  • Laura Seabrook: I started doing Second Life comics late in 2007 ( though I didn't use Comic Life - rather I drew bits, used screenshots and put it together using PaintShopPro and Fireworks (for speech balloons etc). I knew...
  • michael chalk: Great stuff Paul .. lots of good points here. You are right about the ABC - they're really leading the charge into the new era of digital participation aren't they! My favourite thing they do is the way they...
  • Ken Allan: Kia ora Kim! I don't think it is anything to do with HOW we communicate. It is more to do with how kids see email. It is simply to do with the age-old feature of youngsters avoiding ANYTHING that is associated...
  • Aaron Fisher: This is very cool! It is amazing how those principles from long ago are relevant today, just in different forms. Students do learn better by doing, no matter the subject. We teachers need to do a better job...
  • Julie Carney: Thanks for this post, and for posters like Paul who have linked and commented on resources for educators to use. As is the case with most things, it seems the right combination of educator/program/developer...
  • Debbie: I, too am upset that this website has been taken off-line. My special education students loved it, and I knew I could always find an activity geared their levels and abilities. I hope that it will soon be running...
  • Andrew Westerman: Each LO costs $20 000. So, if 20 students use that learning object for 0.1 of an hour (6 minutes), that's 2 student / hours @ $10 000 per hour. If 2000 students use that LO for 0.2 of an hour (12...
  • Cathy Nash: Learning Objects are one of the tools in a good teacher's toolbox. It is simplistic to lay them aside as past it. A poor teacher can make a pencil look dull and a great teacher may just achieve great things...

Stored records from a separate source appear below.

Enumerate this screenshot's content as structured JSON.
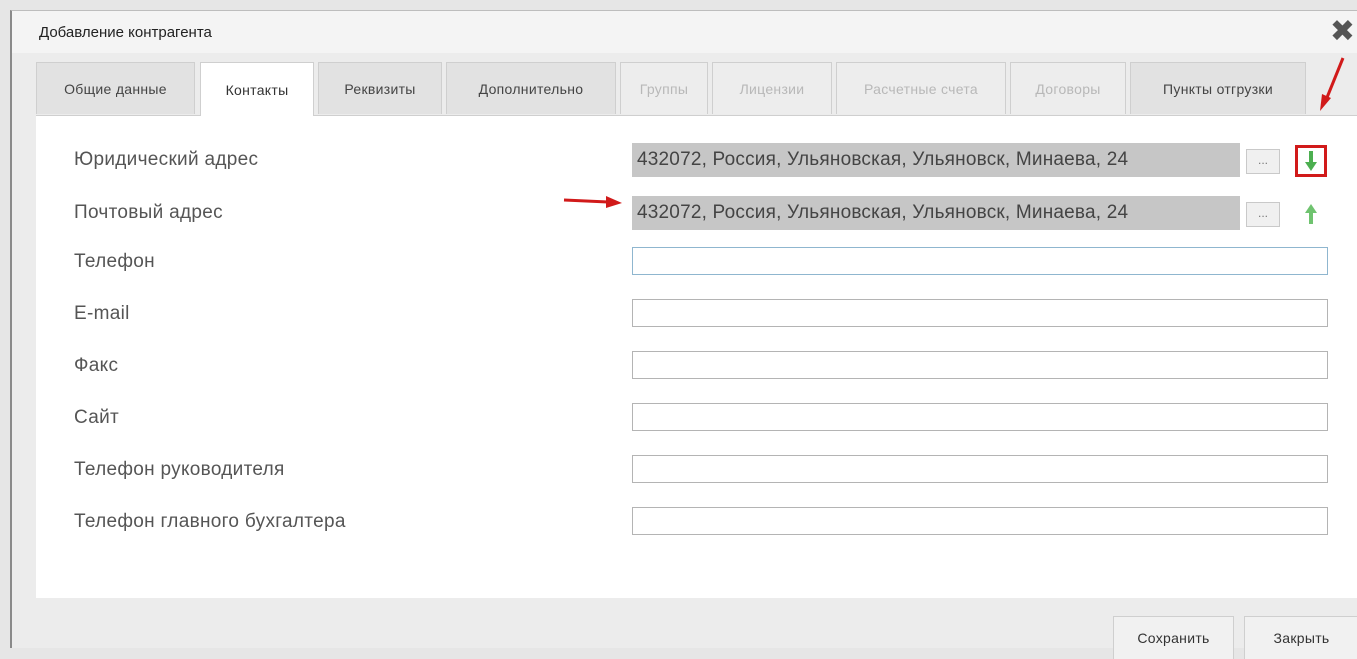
{
  "dialog": {
    "title": "Добавление контрагента"
  },
  "tabs": [
    {
      "label": "Общие данные",
      "state": "normal"
    },
    {
      "label": "Контакты",
      "state": "active"
    },
    {
      "label": "Реквизиты",
      "state": "normal"
    },
    {
      "label": "Дополнительно",
      "state": "normal"
    },
    {
      "label": "Группы",
      "state": "disabled"
    },
    {
      "label": "Лицензии",
      "state": "disabled"
    },
    {
      "label": "Расчетные счета",
      "state": "disabled"
    },
    {
      "label": "Договоры",
      "state": "disabled"
    },
    {
      "label": "Пункты отгрузки",
      "state": "normal"
    }
  ],
  "fields": {
    "legal_address": {
      "label": "Юридический адрес",
      "value": "432072, Россия, Ульяновская, Ульяновск, Минаева, 24"
    },
    "postal_address": {
      "label": "Почтовый адрес",
      "value": "432072, Россия, Ульяновская, Ульяновск, Минаева, 24"
    },
    "phone": {
      "label": "Телефон",
      "value": ""
    },
    "email": {
      "label": "E-mail",
      "value": ""
    },
    "fax": {
      "label": "Факс",
      "value": ""
    },
    "site": {
      "label": "Сайт",
      "value": ""
    },
    "director_phone": {
      "label": "Телефон руководителя",
      "value": ""
    },
    "accountant_phone": {
      "label": "Телефон главного бухгалтера",
      "value": ""
    }
  },
  "buttons": {
    "dots_label": "...",
    "save": "Сохранить",
    "close": "Закрыть"
  },
  "colors": {
    "arrow_green": "#4caf50",
    "annotation_red": "#d11a1a"
  }
}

  • Suzanne: I am so upset that this site has been removed, however I fully understand why. My Year One children and my pre-primary children loved using the site and it catered for all ability levels in my class. i do hope...
  • Julie: I am sorry that Rainbow Maths has been forced off the web. My daughter loved it so it is missed. Any idea when Jenny may put it back on the web with added security measures to prevent it being copied etc?
  • Jen Zupp: I totally agree with Jenny's reason to take it off. I have spent thousands of hours keeping my website up which is pretty much a directory of quality websites I find online. If I had created a masterpiece like...
  • Kristy Dickson: I agree with Paul, $20 000, $80 000, or whatever they cost, kids are losing interest. I think they have their place for a bit of drill and practice occasionally, but I wouldn't pay for them. Motivation and...
  • Ingrid: I'm distraught that rain forest maths is not available. My 3/4 kids loved it. My kids loved it and it is so easy to cater for their abilities with the different levels. Anyone know if there's a chance it will be up...
  • Azam Ali: my kids love this site, they come on rainforest to learn. Anyone trying to stop kids education is playing with our future. Shame on people who are greedy for money and dont care for the future.
  • Bryn Jones: Channel 4 in the UK has £50million to develop new media content. Ewan McIntosh has some role in it as Digital Commissioner for Scotland. Jobs open now!
  • Thomas Goodwin: Paul Reid has pointed educators in the right direction (create and collaborate) however he started from an incorrect premise; The Learning Federation's Digital Resources are completely different from the...
  • Patricia Corby: Phew, what a terrific wealth of useful info here! Thanks Paul. In reference to this comment "They need to move from static to dynamic in form" as an overall comment it is relevant but being fair some are...
  • Paul Reid: If everyone's Math is correct the Teaching & Learning Federation pays $20k for jpeg pictures Learning Objects! eg these ones shown here http://www.thelearningfederati
  • Janice Millard: its not fair that my class can't go on rain forest maths because of other people copying we were going to do a test on it but it was closed down my class was very upset not very happy!